Banner Image: Facebook webpage, Franco Bouly
Aging Facebook ()
Today marks the 10 year anniversary of Facebook’s launch. But while the site is still going strong for now, its users are aging. We take a look at the social media sites young people are actually using, and why a lot of adults haven’t heard of them. We’ll also talk about whether these sites are doing enough to keep kids safe from predators.
Lab Rats: Space Jump Edition ()
It’s been over a year since Felix Baumgartner filmed himself jumping out of a balloon 24 miles above the earth. New footage has been released by the camera company that supplied some of his equipment. But is the intersection of commerce and research good for the future of scientific discovery? Plus, we discuss the creationism vs evolution debate that’s expected to draw a million viewers tonight.
Chang-Rae Lee: The Future of Rich and Poor? ()

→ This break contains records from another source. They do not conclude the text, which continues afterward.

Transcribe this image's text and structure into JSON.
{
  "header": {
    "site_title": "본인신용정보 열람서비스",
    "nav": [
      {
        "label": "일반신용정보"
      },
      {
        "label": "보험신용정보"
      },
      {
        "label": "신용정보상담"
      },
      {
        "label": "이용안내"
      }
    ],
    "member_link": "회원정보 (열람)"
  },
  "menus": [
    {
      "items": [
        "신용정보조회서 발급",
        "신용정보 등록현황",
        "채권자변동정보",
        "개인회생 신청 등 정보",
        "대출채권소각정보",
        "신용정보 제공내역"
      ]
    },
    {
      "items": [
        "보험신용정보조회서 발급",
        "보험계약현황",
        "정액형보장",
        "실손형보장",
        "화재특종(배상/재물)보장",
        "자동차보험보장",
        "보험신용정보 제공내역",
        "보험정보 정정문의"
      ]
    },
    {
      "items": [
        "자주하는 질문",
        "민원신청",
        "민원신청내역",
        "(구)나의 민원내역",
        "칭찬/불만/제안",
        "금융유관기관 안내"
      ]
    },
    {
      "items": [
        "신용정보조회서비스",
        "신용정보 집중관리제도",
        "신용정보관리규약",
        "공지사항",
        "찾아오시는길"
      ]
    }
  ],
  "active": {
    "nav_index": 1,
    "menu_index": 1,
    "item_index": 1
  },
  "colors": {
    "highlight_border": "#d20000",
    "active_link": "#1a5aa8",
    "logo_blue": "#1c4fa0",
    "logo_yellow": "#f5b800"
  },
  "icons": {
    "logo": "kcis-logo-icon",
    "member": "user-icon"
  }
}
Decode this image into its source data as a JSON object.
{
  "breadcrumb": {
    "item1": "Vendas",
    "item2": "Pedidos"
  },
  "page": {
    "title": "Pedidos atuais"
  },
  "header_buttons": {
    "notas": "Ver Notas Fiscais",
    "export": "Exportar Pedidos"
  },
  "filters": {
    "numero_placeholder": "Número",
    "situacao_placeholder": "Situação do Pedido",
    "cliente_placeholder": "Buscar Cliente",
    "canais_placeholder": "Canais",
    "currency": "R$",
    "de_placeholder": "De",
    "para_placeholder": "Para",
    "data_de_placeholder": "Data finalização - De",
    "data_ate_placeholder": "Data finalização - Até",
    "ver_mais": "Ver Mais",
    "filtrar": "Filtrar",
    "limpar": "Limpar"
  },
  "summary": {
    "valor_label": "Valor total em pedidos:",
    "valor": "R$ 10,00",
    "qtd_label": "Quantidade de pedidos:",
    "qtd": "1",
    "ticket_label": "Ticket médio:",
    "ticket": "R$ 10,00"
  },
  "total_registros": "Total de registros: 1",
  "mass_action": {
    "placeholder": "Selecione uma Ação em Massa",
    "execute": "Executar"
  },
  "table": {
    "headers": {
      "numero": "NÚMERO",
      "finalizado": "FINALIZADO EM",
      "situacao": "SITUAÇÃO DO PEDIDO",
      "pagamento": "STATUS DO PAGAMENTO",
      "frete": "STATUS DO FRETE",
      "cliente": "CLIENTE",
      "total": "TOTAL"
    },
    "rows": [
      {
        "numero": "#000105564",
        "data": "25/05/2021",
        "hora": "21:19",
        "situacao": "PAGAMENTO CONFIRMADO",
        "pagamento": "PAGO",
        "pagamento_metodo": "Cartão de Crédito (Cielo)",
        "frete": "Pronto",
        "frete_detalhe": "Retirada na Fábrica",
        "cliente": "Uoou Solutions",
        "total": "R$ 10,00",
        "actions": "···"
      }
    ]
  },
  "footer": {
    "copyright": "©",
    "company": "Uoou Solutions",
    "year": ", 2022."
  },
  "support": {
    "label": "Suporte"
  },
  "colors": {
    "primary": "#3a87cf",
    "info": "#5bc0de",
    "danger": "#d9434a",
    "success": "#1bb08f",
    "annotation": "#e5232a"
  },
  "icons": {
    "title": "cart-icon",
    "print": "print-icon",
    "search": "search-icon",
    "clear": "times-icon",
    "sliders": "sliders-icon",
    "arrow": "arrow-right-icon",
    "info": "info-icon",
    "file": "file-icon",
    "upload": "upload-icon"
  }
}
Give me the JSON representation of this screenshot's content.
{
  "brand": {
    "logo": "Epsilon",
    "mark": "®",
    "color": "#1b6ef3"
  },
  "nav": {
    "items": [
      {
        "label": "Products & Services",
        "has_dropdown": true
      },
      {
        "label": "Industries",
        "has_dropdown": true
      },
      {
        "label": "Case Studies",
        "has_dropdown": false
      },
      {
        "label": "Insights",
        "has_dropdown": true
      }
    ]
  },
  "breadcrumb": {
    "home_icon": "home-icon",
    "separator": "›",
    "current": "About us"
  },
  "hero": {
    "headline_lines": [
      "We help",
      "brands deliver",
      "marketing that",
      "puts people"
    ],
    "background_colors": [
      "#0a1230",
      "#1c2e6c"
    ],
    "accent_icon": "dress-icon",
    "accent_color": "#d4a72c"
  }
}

Author Chang-Rae Lee's new book, On Such a Full Sea, imagines a world when the rich have totally segregated themselves and everyone else is on their own. Madeleine talks to Lee about how income inequality has crept into his work and whether we're having a cultural moment based on the divide. Lee joins us as part of our Fault Lines series looking at the income divide in LA and beyond.
- Chang-rae Lee: author, 'On Such a Full Sea'
The Geopolitics of Foreign Film Oscars ()
The 86th Academy Awards are March 2nd. 76 countries around the world submitted films for Oscar consideration but, as always, only five films were nominated - and only one will take home the hardware. But while politicking is always part of the whole Oscar process, in the Foreign Language Film category films, things can get political in a much more literal way.
- Stephen Galloway: Hollywood Reporter